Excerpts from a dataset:
════════

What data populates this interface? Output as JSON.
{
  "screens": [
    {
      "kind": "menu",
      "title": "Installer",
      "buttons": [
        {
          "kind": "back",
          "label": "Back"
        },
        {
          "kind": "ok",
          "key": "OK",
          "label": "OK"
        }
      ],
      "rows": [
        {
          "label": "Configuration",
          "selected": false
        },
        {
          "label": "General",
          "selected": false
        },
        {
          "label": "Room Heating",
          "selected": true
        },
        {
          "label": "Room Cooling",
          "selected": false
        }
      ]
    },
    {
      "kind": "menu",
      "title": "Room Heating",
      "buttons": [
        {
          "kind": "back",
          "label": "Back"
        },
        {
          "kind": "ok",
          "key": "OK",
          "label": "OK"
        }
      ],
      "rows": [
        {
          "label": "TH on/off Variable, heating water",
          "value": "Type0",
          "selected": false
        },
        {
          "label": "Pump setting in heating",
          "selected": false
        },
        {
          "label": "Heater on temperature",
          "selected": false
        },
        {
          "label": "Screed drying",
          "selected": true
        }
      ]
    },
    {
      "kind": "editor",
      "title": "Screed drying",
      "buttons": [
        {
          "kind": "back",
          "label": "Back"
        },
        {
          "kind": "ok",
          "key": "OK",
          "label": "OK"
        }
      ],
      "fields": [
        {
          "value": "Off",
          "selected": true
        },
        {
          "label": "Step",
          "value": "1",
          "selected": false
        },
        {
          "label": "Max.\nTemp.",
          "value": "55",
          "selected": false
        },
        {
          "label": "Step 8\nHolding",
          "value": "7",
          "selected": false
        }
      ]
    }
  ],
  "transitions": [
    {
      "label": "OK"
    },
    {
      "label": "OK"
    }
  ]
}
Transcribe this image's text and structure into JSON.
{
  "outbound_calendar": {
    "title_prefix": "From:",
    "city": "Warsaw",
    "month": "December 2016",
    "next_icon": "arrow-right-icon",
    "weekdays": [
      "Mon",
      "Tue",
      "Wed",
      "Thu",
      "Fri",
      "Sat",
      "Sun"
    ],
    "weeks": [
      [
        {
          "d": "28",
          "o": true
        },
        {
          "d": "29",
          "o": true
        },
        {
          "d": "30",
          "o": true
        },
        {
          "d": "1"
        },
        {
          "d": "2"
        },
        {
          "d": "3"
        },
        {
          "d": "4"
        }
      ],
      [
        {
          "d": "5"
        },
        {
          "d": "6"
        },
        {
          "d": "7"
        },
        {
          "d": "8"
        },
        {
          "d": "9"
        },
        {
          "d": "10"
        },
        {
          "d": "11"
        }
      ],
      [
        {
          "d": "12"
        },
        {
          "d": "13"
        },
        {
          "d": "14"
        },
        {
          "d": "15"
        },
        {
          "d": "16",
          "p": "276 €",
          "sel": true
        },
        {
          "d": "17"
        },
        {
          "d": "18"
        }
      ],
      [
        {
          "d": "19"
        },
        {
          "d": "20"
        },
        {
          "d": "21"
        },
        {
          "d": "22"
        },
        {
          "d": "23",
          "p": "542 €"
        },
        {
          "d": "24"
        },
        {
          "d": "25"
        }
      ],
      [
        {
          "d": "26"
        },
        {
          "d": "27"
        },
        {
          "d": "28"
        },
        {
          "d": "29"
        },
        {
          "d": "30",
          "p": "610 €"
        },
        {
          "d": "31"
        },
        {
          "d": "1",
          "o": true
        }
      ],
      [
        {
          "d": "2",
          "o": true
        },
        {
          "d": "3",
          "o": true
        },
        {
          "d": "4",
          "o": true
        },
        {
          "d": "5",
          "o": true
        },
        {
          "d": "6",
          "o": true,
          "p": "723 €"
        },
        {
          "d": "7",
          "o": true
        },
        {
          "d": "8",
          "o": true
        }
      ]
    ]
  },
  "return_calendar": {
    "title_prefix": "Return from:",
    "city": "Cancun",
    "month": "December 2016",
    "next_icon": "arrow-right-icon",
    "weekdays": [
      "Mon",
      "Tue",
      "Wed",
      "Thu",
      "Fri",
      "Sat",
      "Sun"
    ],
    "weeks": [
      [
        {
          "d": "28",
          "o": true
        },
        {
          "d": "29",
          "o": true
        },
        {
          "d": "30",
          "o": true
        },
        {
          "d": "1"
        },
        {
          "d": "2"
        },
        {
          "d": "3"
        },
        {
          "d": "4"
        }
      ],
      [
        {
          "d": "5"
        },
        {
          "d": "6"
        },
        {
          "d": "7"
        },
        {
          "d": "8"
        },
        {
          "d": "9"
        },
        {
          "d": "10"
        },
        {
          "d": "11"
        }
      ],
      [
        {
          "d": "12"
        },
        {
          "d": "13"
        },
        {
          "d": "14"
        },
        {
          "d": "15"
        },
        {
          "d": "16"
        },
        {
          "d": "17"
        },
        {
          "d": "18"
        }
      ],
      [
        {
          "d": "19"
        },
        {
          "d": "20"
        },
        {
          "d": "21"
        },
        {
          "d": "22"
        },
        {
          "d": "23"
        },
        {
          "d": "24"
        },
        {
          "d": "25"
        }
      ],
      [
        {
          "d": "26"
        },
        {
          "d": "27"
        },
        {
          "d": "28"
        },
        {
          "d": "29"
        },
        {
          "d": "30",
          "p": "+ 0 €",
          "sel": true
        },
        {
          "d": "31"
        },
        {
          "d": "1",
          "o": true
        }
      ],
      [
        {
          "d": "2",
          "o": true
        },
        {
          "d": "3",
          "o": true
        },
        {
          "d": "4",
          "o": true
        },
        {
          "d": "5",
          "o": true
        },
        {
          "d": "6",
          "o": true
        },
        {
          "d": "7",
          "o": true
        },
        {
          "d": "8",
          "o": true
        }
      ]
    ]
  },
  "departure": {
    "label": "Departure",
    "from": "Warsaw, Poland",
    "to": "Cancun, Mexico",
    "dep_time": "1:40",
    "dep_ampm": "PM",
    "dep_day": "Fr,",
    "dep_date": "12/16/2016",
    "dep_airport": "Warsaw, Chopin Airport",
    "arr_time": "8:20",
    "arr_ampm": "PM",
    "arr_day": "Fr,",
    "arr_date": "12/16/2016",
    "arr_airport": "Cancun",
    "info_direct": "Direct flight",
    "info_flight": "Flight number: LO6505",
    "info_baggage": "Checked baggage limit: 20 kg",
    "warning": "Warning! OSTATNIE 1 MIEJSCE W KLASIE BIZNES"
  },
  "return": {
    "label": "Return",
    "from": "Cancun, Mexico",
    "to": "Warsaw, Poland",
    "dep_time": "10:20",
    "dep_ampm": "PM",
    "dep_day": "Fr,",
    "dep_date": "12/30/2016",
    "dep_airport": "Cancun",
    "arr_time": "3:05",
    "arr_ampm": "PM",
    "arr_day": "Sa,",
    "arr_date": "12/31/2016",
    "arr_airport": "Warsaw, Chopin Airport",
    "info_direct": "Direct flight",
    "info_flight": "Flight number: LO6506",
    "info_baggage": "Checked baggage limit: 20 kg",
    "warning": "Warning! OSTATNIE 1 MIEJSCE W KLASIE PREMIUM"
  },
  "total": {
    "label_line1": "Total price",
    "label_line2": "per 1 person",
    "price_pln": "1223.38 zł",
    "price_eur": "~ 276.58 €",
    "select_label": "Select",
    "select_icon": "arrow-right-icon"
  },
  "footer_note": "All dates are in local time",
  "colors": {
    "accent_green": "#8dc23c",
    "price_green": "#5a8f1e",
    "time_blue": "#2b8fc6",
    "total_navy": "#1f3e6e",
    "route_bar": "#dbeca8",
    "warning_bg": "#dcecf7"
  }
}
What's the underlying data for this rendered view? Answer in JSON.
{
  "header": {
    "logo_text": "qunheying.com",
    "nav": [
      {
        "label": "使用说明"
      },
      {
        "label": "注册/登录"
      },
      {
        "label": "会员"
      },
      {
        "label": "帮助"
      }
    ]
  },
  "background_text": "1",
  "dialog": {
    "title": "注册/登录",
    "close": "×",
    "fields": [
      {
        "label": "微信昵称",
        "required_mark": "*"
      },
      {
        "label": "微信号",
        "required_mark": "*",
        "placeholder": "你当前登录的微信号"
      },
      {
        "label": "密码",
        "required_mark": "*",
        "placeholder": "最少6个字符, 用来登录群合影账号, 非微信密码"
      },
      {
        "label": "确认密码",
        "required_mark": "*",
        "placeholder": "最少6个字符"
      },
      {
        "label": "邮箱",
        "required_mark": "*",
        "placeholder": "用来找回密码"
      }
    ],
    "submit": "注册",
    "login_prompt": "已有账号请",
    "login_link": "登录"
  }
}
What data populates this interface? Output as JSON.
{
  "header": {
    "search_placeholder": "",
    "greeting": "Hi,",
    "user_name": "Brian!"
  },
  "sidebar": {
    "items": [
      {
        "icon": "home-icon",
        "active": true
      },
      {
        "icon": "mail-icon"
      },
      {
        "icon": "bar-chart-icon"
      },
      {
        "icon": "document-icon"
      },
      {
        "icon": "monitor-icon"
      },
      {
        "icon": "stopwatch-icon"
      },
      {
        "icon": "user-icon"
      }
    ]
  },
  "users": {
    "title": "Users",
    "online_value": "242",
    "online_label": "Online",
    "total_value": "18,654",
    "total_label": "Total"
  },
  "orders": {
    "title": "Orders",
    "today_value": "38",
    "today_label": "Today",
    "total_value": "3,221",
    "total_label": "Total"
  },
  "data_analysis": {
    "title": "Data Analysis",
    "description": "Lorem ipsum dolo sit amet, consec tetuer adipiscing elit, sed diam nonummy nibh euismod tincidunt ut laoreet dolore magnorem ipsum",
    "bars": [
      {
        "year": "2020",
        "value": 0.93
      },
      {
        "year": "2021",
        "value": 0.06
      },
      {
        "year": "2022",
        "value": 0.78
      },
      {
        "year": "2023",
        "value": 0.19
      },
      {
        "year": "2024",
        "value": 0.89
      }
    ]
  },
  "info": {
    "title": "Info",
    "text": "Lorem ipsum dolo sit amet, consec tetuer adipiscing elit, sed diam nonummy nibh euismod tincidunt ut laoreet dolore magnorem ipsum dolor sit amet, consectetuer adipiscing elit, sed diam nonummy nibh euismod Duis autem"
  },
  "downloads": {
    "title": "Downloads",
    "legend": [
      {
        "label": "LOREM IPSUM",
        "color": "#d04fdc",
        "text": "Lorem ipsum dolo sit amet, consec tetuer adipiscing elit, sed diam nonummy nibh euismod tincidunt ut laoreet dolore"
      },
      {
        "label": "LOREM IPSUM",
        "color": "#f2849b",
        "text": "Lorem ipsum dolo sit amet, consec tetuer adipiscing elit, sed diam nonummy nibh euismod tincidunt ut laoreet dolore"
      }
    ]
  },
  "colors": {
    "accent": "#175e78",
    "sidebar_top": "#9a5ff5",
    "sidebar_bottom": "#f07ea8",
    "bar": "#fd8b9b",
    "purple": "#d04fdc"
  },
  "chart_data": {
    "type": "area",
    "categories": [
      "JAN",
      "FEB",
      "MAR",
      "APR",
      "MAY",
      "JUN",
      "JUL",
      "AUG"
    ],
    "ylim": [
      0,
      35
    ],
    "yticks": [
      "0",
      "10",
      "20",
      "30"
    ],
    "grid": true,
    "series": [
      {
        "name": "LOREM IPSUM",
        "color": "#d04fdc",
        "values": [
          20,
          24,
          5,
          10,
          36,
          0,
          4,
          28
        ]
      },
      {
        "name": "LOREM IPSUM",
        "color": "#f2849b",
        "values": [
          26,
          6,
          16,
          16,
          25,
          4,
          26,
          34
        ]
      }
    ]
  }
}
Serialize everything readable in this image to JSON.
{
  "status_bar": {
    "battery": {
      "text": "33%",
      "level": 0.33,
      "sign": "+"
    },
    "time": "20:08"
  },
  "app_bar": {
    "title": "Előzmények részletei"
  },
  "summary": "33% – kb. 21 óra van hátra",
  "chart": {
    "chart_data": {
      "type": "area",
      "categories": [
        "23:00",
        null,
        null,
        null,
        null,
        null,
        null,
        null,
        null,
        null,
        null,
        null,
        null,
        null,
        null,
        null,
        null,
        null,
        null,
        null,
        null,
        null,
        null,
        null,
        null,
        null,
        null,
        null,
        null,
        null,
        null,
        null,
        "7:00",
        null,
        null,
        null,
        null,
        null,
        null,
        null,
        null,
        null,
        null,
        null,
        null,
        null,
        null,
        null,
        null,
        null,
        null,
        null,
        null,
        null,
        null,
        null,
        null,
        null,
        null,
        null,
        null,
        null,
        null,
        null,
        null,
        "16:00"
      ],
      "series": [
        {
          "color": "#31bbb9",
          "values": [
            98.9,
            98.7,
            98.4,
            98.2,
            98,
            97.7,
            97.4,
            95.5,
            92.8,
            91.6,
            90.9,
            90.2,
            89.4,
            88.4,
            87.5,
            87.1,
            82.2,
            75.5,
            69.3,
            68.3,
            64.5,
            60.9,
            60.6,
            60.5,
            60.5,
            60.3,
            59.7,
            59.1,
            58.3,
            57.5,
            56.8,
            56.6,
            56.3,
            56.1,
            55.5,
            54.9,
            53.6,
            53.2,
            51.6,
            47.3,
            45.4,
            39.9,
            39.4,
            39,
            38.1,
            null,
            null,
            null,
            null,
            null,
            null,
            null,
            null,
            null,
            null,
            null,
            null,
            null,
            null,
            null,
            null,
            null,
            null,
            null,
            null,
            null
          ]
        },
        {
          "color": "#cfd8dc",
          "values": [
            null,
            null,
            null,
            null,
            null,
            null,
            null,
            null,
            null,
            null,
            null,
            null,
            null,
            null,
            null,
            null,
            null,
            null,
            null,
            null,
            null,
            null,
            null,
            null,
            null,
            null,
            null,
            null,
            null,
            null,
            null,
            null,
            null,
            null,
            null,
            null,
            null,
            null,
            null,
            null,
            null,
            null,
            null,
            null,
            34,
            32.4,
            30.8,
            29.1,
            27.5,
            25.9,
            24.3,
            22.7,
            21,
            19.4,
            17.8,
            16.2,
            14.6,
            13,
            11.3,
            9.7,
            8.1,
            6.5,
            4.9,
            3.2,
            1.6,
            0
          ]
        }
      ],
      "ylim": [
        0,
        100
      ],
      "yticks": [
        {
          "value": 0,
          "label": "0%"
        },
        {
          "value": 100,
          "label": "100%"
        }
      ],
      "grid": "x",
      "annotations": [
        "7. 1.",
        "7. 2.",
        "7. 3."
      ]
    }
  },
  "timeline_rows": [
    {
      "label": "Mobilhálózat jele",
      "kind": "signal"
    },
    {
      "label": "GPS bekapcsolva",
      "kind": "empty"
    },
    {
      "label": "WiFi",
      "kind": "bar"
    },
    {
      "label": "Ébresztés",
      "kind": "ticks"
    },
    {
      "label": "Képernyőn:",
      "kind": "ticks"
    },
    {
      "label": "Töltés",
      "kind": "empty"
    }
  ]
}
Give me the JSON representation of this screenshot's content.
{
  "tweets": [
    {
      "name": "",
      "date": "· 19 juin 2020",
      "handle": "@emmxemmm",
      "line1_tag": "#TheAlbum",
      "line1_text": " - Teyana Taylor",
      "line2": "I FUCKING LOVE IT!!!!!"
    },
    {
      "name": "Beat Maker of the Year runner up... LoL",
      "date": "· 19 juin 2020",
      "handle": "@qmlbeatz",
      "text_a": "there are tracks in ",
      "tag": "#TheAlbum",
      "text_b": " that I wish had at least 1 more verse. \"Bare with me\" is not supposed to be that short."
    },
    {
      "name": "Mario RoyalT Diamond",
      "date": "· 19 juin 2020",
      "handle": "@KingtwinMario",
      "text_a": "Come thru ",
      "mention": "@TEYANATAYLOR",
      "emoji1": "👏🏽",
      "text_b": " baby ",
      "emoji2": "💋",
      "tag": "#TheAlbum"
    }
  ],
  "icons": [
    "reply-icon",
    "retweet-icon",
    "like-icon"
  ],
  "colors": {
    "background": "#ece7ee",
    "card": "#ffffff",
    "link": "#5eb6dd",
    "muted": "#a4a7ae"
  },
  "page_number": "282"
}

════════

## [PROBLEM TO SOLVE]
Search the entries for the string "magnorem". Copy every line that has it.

## [RESPONSE]
    "description": "Lorem ipsum dolo sit amet, consec tetuer adipiscing elit, sed diam nonummy nibh euismod tincidunt ut laoreet dolore magnorem ipsum",
    "text": "Lorem ipsum dolo sit amet, consec tetuer adipiscing elit, sed diam nonummy nibh euismod tincidunt ut laoreet dolore magnorem ipsum dolor sit amet, consectetuer adipiscing elit, sed diam nonummy nibh euismod Duis autem"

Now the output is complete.